Then something happens. A glint comes into the Speaker’s eye. Our journalistic antennas are raised. There may be something more here.
“It would have been hugely challenging. I went to university on a full grant. It would have been excruciatingly painful for me to have to repay a very large sum of money and I’m not sure my father would have been happy for me to get in a massive amount of debt. It’s not for me to express a view for the government’s policy or against it. But I do think it’s incredibly important to take steps to ensure that access to university is determined by ability and commitment rather than ability to pay.” We can practically see the Press Secretary twitching in alarm.
Despite the heightened rhetoric, it’s hard not to warm to him. “The role of Speaker is a privilege. I had strong support in the Labour party, considerable in the Lib Dems, and some from Conservatives. I was considered by some to be too young and too liberal minded. All I can do in response to criticism is to try to concentrate on doing a good job.”
Our hard journalist hearts begin to melt. It’s hard not to be won over by such honesty, whether real or faked. And he even kept Brian Cantor, the Vice-Chancellor, waiting in order to answer our last few questions.
“The duties of politicians are first to country, then to constituency and only then to party. I need to stick to my convictions.” His speech appeals to the patriot in each of us and it is this which confirms our belief that Parliament made the right decision in electing him Speaker. The expenses scandal only confirmed what has been known for a long time: British politics needs to change.
Although only a masochist would attempt to be part of his public relations team, one can’t help but admire a man so skilled in the art of chaos while remaining firmly in control of himself. Subversive? Perhaps. But in this day and age, that is no bad thing for someone leading one of the most confrontational democratic chambers.
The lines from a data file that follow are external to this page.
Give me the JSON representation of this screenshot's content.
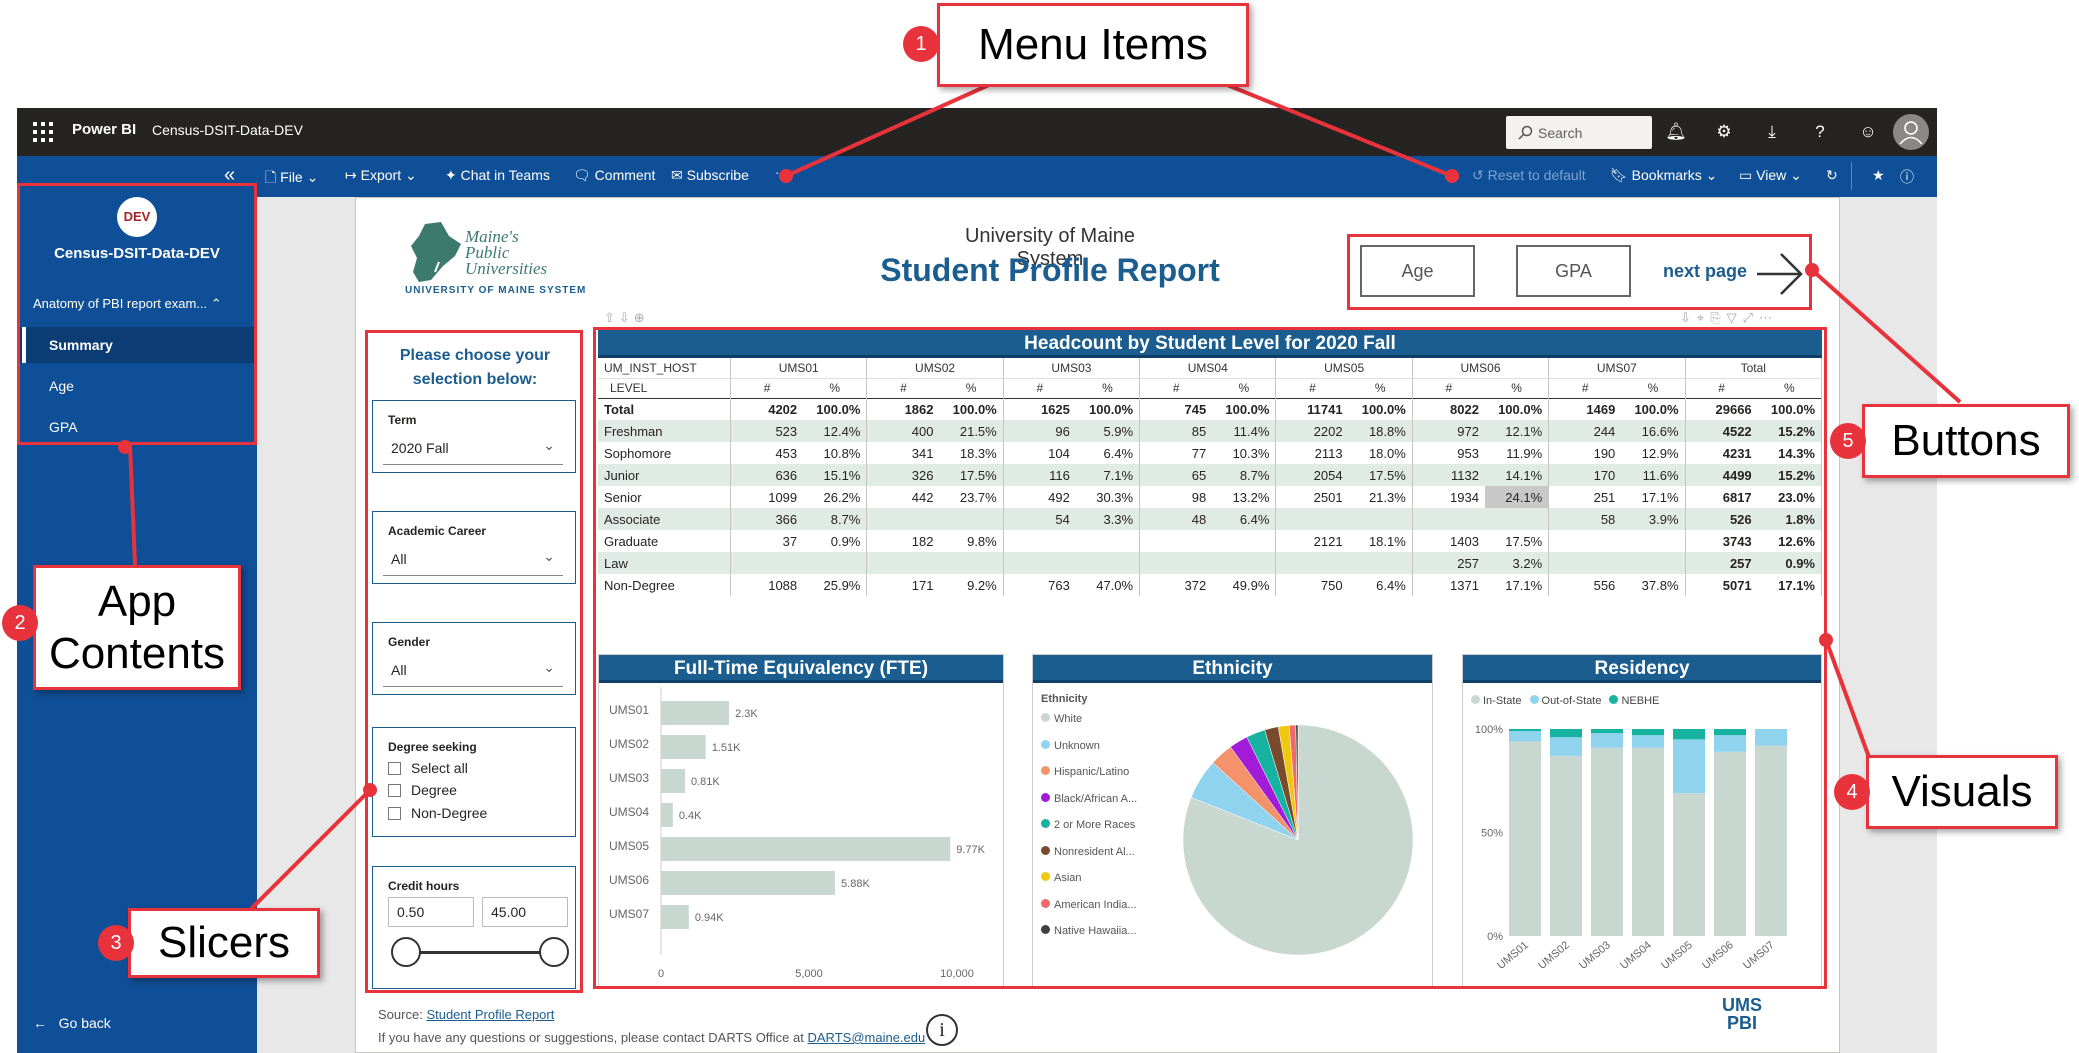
{
  "topbar": {
    "brand": "Power BI",
    "breadcrumb": "Census-DSIT-Data-DEV",
    "search_placeholder": "Search"
  },
  "commandbar": {
    "file": "File",
    "export": "Export",
    "chat_in_teams": "Chat in Teams",
    "comment": "Comment",
    "subscribe": "Subscribe",
    "more": "···",
    "reset": "Reset to default",
    "bookmarks": "Bookmarks",
    "view": "View"
  },
  "appnav": {
    "badge": "DEV",
    "title": "Census-DSIT-Data-DEV",
    "section": "Anatomy of PBI report exam...",
    "items": [
      "Summary",
      "Age",
      "GPA"
    ],
    "active": "Summary",
    "back": "Go back"
  },
  "report": {
    "logo_lines": [
      "Maine's",
      "Public",
      "Universities"
    ],
    "logo_sub": "UNIVERSITY OF MAINE SYSTEM",
    "subtitle": "University of Maine System",
    "title": "Student Profile Report",
    "buttons": {
      "age": "Age",
      "gpa": "GPA",
      "next": "next page"
    },
    "footer_source_label": "Source:",
    "footer_source_link": "Student Profile Report",
    "footer_contact": "If you have any questions or suggestions, please contact DARTS Office at",
    "footer_email": "DARTS@maine.edu",
    "corner_logo": [
      "UMS",
      "PBI"
    ]
  },
  "slicers": {
    "heading": "Please choose your selection below:",
    "term": {
      "label": "Term",
      "value": "2020 Fall"
    },
    "career": {
      "label": "Academic Career",
      "value": "All"
    },
    "gender": {
      "label": "Gender",
      "value": "All"
    },
    "degree": {
      "label": "Degree seeking",
      "options": [
        "Select all",
        "Degree",
        "Non-Degree"
      ]
    },
    "credit": {
      "label": "Credit hours",
      "min": "0.50",
      "max": "45.00"
    }
  },
  "matrix": {
    "title": "Headcount by Student Level for 2020 Fall",
    "corner_top": "UM_INST_HOST",
    "corner_bottom": "LEVEL",
    "groups": [
      "UMS01",
      "UMS02",
      "UMS03",
      "UMS04",
      "UMS05",
      "UMS06",
      "UMS07",
      "Total"
    ],
    "sub": [
      "#",
      "%"
    ],
    "rows": [
      {
        "level": "Total",
        "cells": [
          "4202",
          "100.0%",
          "1862",
          "100.0%",
          "1625",
          "100.0%",
          "745",
          "100.0%",
          "11741",
          "100.0%",
          "8022",
          "100.0%",
          "1469",
          "100.0%",
          "29666",
          "100.0%"
        ]
      },
      {
        "level": "Freshman",
        "cells": [
          "523",
          "12.4%",
          "400",
          "21.5%",
          "96",
          "5.9%",
          "85",
          "11.4%",
          "2202",
          "18.8%",
          "972",
          "12.1%",
          "244",
          "16.6%",
          "4522",
          "15.2%"
        ]
      },
      {
        "level": "Sophomore",
        "cells": [
          "453",
          "10.8%",
          "341",
          "18.3%",
          "104",
          "6.4%",
          "77",
          "10.3%",
          "2113",
          "18.0%",
          "953",
          "11.9%",
          "190",
          "12.9%",
          "4231",
          "14.3%"
        ]
      },
      {
        "level": "Junior",
        "cells": [
          "636",
          "15.1%",
          "326",
          "17.5%",
          "116",
          "7.1%",
          "65",
          "8.7%",
          "2054",
          "17.5%",
          "1132",
          "14.1%",
          "170",
          "11.6%",
          "4499",
          "15.2%"
        ]
      },
      {
        "level": "Senior",
        "cells": [
          "1099",
          "26.2%",
          "442",
          "23.7%",
          "492",
          "30.3%",
          "98",
          "13.2%",
          "2501",
          "21.3%",
          "1934",
          "24.1%",
          "251",
          "17.1%",
          "6817",
          "23.0%"
        ]
      },
      {
        "level": "Associate",
        "cells": [
          "366",
          "8.7%",
          "",
          "",
          "54",
          "3.3%",
          "48",
          "6.4%",
          "",
          "",
          "",
          "",
          "58",
          "3.9%",
          "526",
          "1.8%"
        ]
      },
      {
        "level": "Graduate",
        "cells": [
          "37",
          "0.9%",
          "182",
          "9.8%",
          "",
          "",
          "",
          "",
          "2121",
          "18.1%",
          "1403",
          "17.5%",
          "",
          "",
          "3743",
          "12.6%"
        ]
      },
      {
        "level": "Law",
        "cells": [
          "",
          "",
          "",
          "",
          "",
          "",
          "",
          "",
          "",
          "",
          "257",
          "3.2%",
          "",
          "",
          "257",
          "0.9%"
        ]
      },
      {
        "level": "Non-Degree",
        "cells": [
          "1088",
          "25.9%",
          "171",
          "9.2%",
          "763",
          "47.0%",
          "372",
          "49.9%",
          "750",
          "6.4%",
          "1371",
          "17.1%",
          "556",
          "37.8%",
          "5071",
          "17.1%"
        ]
      }
    ]
  },
  "chart_data": [
    {
      "type": "bar",
      "orientation": "horizontal",
      "title": "Full-Time Equivalency (FTE)",
      "categories": [
        "UMS01",
        "UMS02",
        "UMS03",
        "UMS04",
        "UMS05",
        "UMS06",
        "UMS07"
      ],
      "values": [
        2300,
        1510,
        810,
        400,
        9770,
        5880,
        940
      ],
      "data_labels": [
        "2.3K",
        "1.51K",
        "0.81K",
        "0.4K",
        "9.77K",
        "5.88K",
        "0.94K"
      ],
      "x_ticks": [
        "0",
        "5,000",
        "10,000"
      ],
      "xlim": [
        0,
        10000
      ],
      "bar_color": "#c9d7d1"
    },
    {
      "type": "pie",
      "title": "Ethnicity",
      "legend_title": "Ethnicity",
      "labels": [
        "White",
        "Unknown",
        "Hispanic/Latino",
        "Black/African A...",
        "2 or More Races",
        "Nonresident Al...",
        "Asian",
        "American India...",
        "Native Hawaiia..."
      ],
      "values": [
        79.5,
        5.6,
        3.2,
        2.6,
        2.6,
        1.9,
        1.5,
        0.9,
        0.3
      ],
      "colors": [
        "#c9d7d1",
        "#8fd3ef",
        "#f4926c",
        "#a21bd9",
        "#15b3a0",
        "#7a4a2d",
        "#f2c80f",
        "#f06a6a",
        "#404040"
      ]
    },
    {
      "type": "bar",
      "stacked": true,
      "percent": true,
      "title": "Residency",
      "categories": [
        "UMS01",
        "UMS02",
        "UMS03",
        "UMS04",
        "UMS05",
        "UMS06",
        "UMS07"
      ],
      "series": [
        {
          "name": "In-State",
          "values": [
            94,
            87,
            91,
            91,
            69,
            89,
            92
          ],
          "color": "#c9d7d1"
        },
        {
          "name": "Out-of-State",
          "values": [
            5,
            9,
            7,
            6,
            26,
            8,
            8
          ],
          "color": "#8fd3ef"
        },
        {
          "name": "NEBHE",
          "values": [
            1,
            4,
            2,
            3,
            5,
            3,
            0
          ],
          "color": "#15b3a0"
        }
      ],
      "y_ticks": [
        "100%",
        "50%",
        "0%"
      ],
      "ylim": [
        0,
        100
      ]
    }
  ],
  "annotations": {
    "menu": {
      "num": "1",
      "label": "Menu Items"
    },
    "app": {
      "num": "2",
      "label": "App Contents"
    },
    "slicers": {
      "num": "3",
      "label": "Slicers"
    },
    "visuals": {
      "num": "4",
      "label": "Visuals"
    },
    "buttons": {
      "num": "5",
      "label": "Buttons"
    }
  }
}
“My relationship with the whips was characterised by trust and understanding – I didn’t trust them and they didn’t understand me.” We wouldn’t trust him to fit the mould either.